As I write, there are 1900 people reported to be summarily killed for their involvement in illicit drugs, perpetrated either by police or unidentified gunmen. It all becomes convoluted, almost impenetrable.
Meantime, someone inquired as to the whereabouts of Peter Lim, an alleged big drug lord in Cebu and the continued office of Mayor Rolando Espinosa in Albuera, Leyte despite his arrest for possession of illegal drugs together with his son. No criminal charges are filed against him to this day.
Clearly, there is a gap and blatant weakness in between the apprehension of alleged criminals and their prosecution and actual filing of criminal charges pursuant to the Dangerous Drugs Act of 2002.
After a buy-bust operation and the destruction of illicit drugs by burning, what happens to those who are arrested? Are they filed appropriate charges as an SOP? Are they allowed bail? Is there usually an out of court settlement to escape from the mills of justice?
There have been so many apprehensions of large-scale dealers and shabu laboratories in Quezon City, Tarlac, Subic, and Pampanga, according to reports by the Inquirer, Philippine Star, and Manila Bulletin.
I remember Mandaue City had been a quiet nest to the biggest shabu (Methamphetamine hydrochloride) factory in southeast Asia. It was busted in 2004 where a ton of shabu was recovered as well as cooking equipment and cameras.
But then, the public was lost as to what happened next – if the NBI and police submitted their opinion to the city prosecutor’s office and whether appropriate charges were subsequently filed against the owner of the warehouse and operator/business owner.
Unfortunately, the story ends in apprehension of big buy-bust operations. There is no prosecution. The perpetrators go on business as usual.
So all we see right now are the murders of small time pushers and users. These could be the handiwork of hired goons or of corrupt cops to cover their tracks.
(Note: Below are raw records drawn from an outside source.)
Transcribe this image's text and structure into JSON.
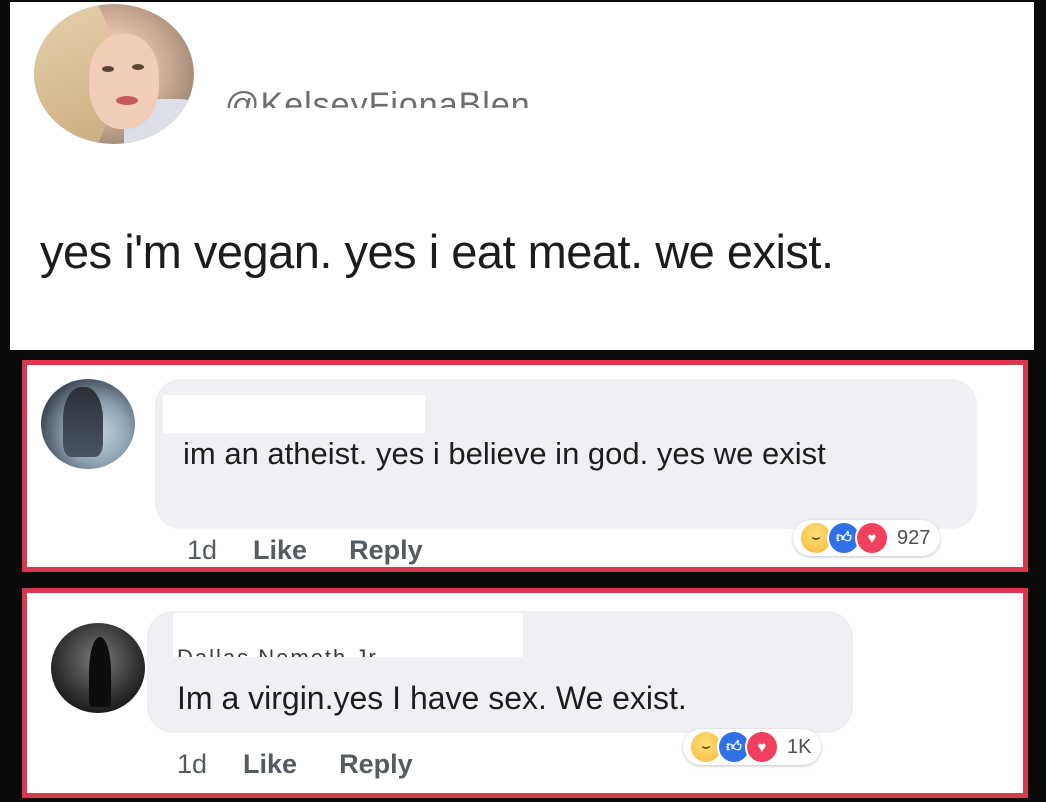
{
  "tweet": {
    "handle": "@KelseyFionaBlen",
    "text": "yes i'm vegan. yes i eat meat. we exist."
  },
  "comments": [
    {
      "text": "im an atheist.  yes i believe in god.  yes we exist",
      "time": "1d",
      "like_label": "Like",
      "reply_label": "Reply",
      "reaction_count": "927"
    },
    {
      "author_partial": "Dallas Nemeth Jr.",
      "text": "Im a virgin.yes I have sex. We exist.",
      "time": "1d",
      "like_label": "Like",
      "reply_label": "Reply",
      "reaction_count": "1K"
    }
  ],
  "reaction_icons": [
    "haha-icon",
    "like-icon",
    "love-icon"
  ],
  "colors": {
    "frame_red": "#d9384f",
    "like_blue": "#2f6fe8",
    "love_red": "#f0405b",
    "bubble_gray": "#eef0f3"
  }
}
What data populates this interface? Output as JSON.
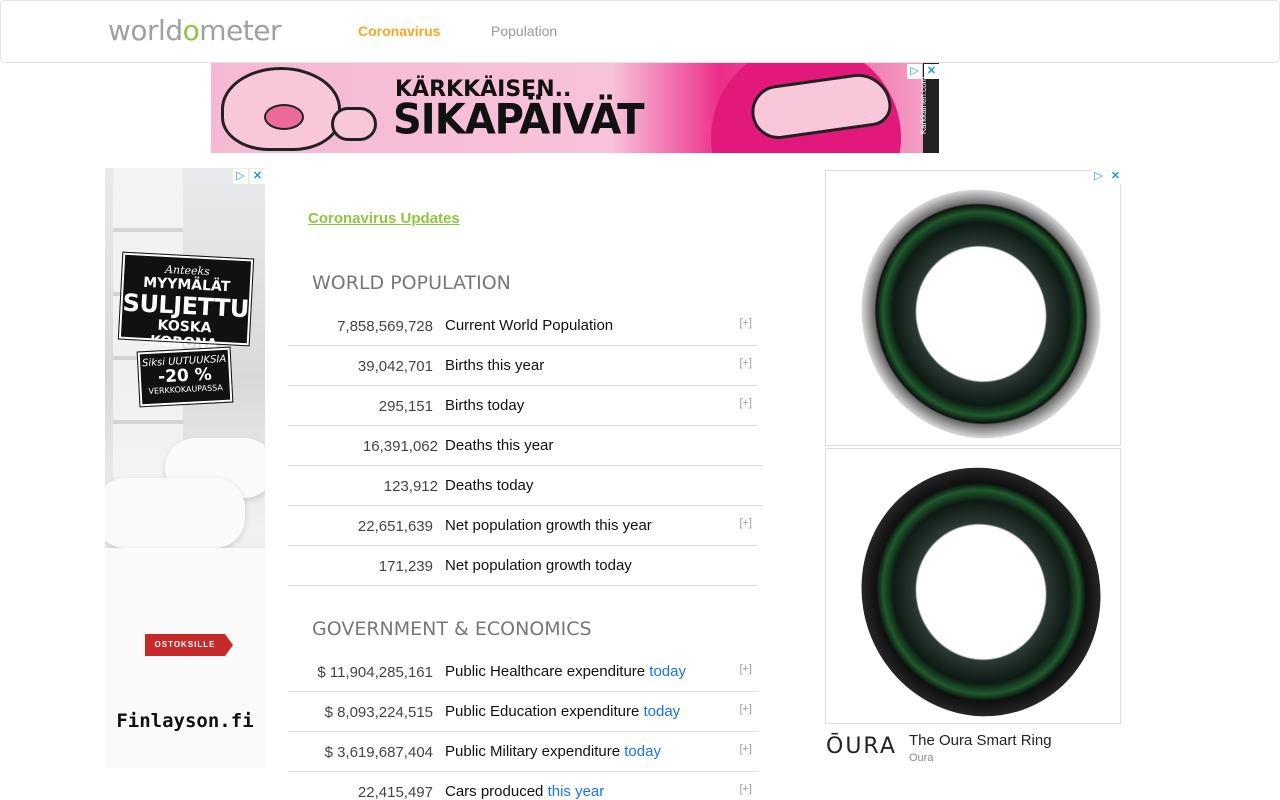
{
  "header": {
    "logo_text_pre": "world",
    "logo_text_o": "o",
    "logo_text_post": "meter",
    "nav": [
      {
        "label": "Coronavirus",
        "color": "#f5a623"
      },
      {
        "label": "Population",
        "color": "#999999"
      }
    ]
  },
  "top_ad": {
    "line1": "KÄRKKÄISEN..",
    "line2": "SIKAPÄIVÄT",
    "side_text": "Karkkainen.com"
  },
  "left_ad": {
    "sign1_small": "Anteeks",
    "sign1_top": "MYYMÄLÄT",
    "sign1_big": "SULJETTU",
    "sign1_bottom": "KOSKA KORONA",
    "sign2_a": "Siksi UUTUUKSIA",
    "sign2_b": "-20 %",
    "sign2_c": "VERKKOKAUPASSA",
    "cta": "OSTOKSILLE",
    "brand": "Finlayson.fi"
  },
  "main": {
    "updates_link": "Coronavirus Updates",
    "world_population": {
      "title": "WORLD POPULATION",
      "rows": [
        {
          "num": "7,858,569,728",
          "label": "Current World Population",
          "link": "",
          "plus": "[+]"
        },
        {
          "num": "39,042,701",
          "label": "Births this year",
          "link": "",
          "plus": "[+]"
        },
        {
          "num": "295,151",
          "label": "Births today",
          "link": "",
          "plus": "[+]"
        },
        {
          "num": "16,391,062",
          "label": "Deaths this year",
          "link": "",
          "plus": ""
        },
        {
          "num": "123,912",
          "label": "Deaths today",
          "link": "",
          "plus": ""
        },
        {
          "num": "22,651,639",
          "label": "Net population growth this year",
          "link": "",
          "plus": "[+]"
        },
        {
          "num": "171,239",
          "label": "Net population growth today",
          "link": "",
          "plus": ""
        }
      ]
    },
    "government": {
      "title": "GOVERNMENT & ECONOMICS",
      "rows": [
        {
          "num": "$ 11,904,285,161",
          "label": "Public Healthcare expenditure ",
          "link": "today",
          "plus": "[+]"
        },
        {
          "num": "$ 8,093,224,515",
          "label": "Public Education expenditure ",
          "link": "today",
          "plus": "[+]"
        },
        {
          "num": "$ 3,619,687,404",
          "label": "Public Military expenditure ",
          "link": "today",
          "plus": "[+]"
        },
        {
          "num": "22,415,497",
          "label": "Cars produced ",
          "link": "this year",
          "plus": "[+]"
        }
      ]
    }
  },
  "right_ad": {
    "brandmark": "ŌURA",
    "title": "The Oura Smart Ring",
    "advertiser": "Oura"
  },
  "adchoices": {
    "info": "▷",
    "close": "✕"
  }
}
The spate of extra judicial killings is a stamp to the hopelessness of poverty, that drug trafficking seems to be a poor man’s desperate way to live. All these are now going off-hand.
But we are better than this. Yes, Mr. President, we need to crash the drug cartels from the top, and we need to curb poverty from the bottom. People will veer away from drugs if given big chances for education and sustainable entrepreneurial endeavors.
Kudos to the brave men and women who covertly investigate and bust large-scale illegal drugs business of the devil. They need utmost government protection from the shady deals which drug lords are so capable of doing.